**Task inputs:**
::::::::::
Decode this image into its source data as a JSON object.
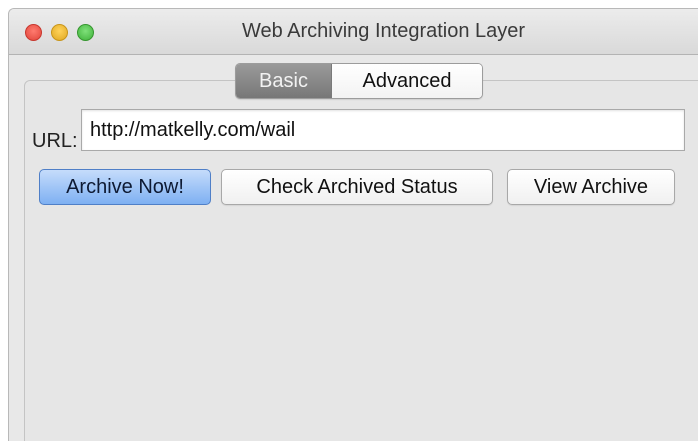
{
  "window": {
    "title": "Web Archiving Integration Layer"
  },
  "tabs": [
    {
      "label": "Basic",
      "selected": true
    },
    {
      "label": "Advanced",
      "selected": false
    }
  ],
  "url_field": {
    "label": "URL:",
    "value": "http://matkelly.com/wail"
  },
  "buttons": {
    "archive_now": "Archive Now!",
    "check_status": "Check Archived Status",
    "view_archive": "View Archive"
  },
  "colors": {
    "window_bg": "#e8e8e8",
    "default_button": "#7eb0f2",
    "selected_tab": "#777777",
    "close": "#e0443a",
    "minimize": "#e0a821",
    "zoom": "#3fb23a"
  },
  "icons": {
    "close": "close-icon",
    "minimize": "minimize-icon",
    "zoom": "zoom-icon"
  }
}
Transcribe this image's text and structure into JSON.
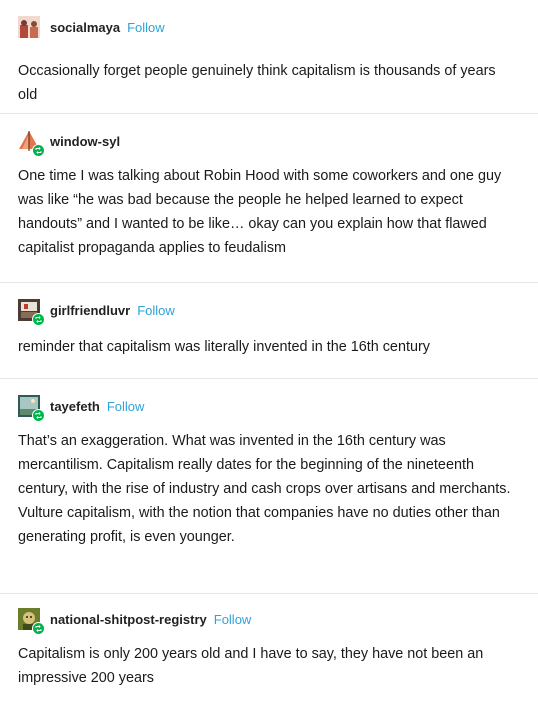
{
  "posts": [
    {
      "username": "socialmaya",
      "follow": "Follow",
      "avatar_icon": "avatar-two-figures-icon",
      "reblog": false,
      "text": "Occasionally forget people genuinely think capitalism is thousands of years old"
    },
    {
      "username": "window-syl",
      "follow": "",
      "avatar_icon": "avatar-sailboat-icon",
      "reblog": true,
      "text": "One time I was talking about Robin Hood with some coworkers and one guy was like “he was bad because the people he helped learned to expect handouts” and I wanted to be like… okay can you explain how that flawed capitalist propaganda applies to feudalism"
    },
    {
      "username": "girlfriendluvr",
      "follow": "Follow",
      "avatar_icon": "avatar-room-icon",
      "reblog": true,
      "text": "reminder that capitalism was literally invented in the 16th century"
    },
    {
      "username": "tayefeth",
      "follow": "Follow",
      "avatar_icon": "avatar-landscape-icon",
      "reblog": true,
      "text": "That’s an exaggeration. What was invented in the 16th century was mercantilism. Capitalism really dates for the beginning of the nineteenth century, with the rise of industry and cash crops over artisans and merchants. Vulture capitalism, with the notion that companies have no duties other than generating profit, is even younger."
    },
    {
      "username": "national-shitpost-registry",
      "follow": "Follow",
      "avatar_icon": "avatar-character-icon",
      "reblog": true,
      "text": "Capitalism is only 200 years old and I have to say, they have not been an impressive 200 years"
    }
  ],
  "colors": {
    "follow": "#2da3d8",
    "reblog_badge": "#00b34a",
    "divider": "#e5e5e5"
  }
}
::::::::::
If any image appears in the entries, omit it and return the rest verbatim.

Decode this image into its source data as a JSON object.
{
  "window": {
    "title": "Web Archiving Integration Layer"
  },
  "tabs": [
    {
      "label": "Basic",
      "selected": true
    },
    {
      "label": "Advanced",
      "selected": false
    }
  ],
  "url_field": {
    "label": "URL:",
    "value": "http://matkelly.com/wail"
  },
  "buttons": {
    "archive_now": "Archive Now!",
    "check_status": "Check Archived Status",
    "view_archive": "View Archive"
  },
  "colors": {
    "window_bg": "#e8e8e8",
    "default_button": "#7eb0f2",
    "selected_tab": "#777777",
    "close": "#e0443a",
    "minimize": "#e0a821",
    "zoom": "#3fb23a"
  },
  "icons": {
    "close": "close-icon",
    "minimize": "minimize-icon",
    "zoom": "zoom-icon"
  }
}
Transcribe this image's text and structure into JSON.
{
  "posts": [
    {
      "username": "socialmaya",
      "follow": "Follow",
      "avatar_icon": "avatar-two-figures-icon",
      "reblog": false,
      "text": "Occasionally forget people genuinely think capitalism is thousands of years old"
    },
    {
      "username": "window-syl",
      "follow": "",
      "avatar_icon": "avatar-sailboat-icon",
      "reblog": true,
      "text": "One time I was talking about Robin Hood with some coworkers and one guy was like “he was bad because the people he helped learned to expect handouts” and I wanted to be like… okay can you explain how that flawed capitalist propaganda applies to feudalism"
    },
    {
      "username": "girlfriendluvr",
      "follow": "Follow",
      "avatar_icon": "avatar-room-icon",
      "reblog": true,
      "text": "reminder that capitalism was literally invented in the 16th century"
    },
    {
      "username": "tayefeth",
      "follow": "Follow",
      "avatar_icon": "avatar-landscape-icon",
      "reblog": true,
      "text": "That’s an exaggeration. What was invented in the 16th century was mercantilism. Capitalism really dates for the beginning of the nineteenth century, with the rise of industry and cash crops over artisans and merchants. Vulture capitalism, with the notion that companies have no duties other than generating profit, is even younger."
    },
    {
      "username": "national-shitpost-registry",
      "follow": "Follow",
      "avatar_icon": "avatar-character-icon",
      "reblog": true,
      "text": "Capitalism is only 200 years old and I have to say, they have not been an impressive 200 years"
    }
  ],
  "colors": {
    "follow": "#2da3d8",
    "reblog_badge": "#00b34a",
    "divider": "#e5e5e5"
  }
}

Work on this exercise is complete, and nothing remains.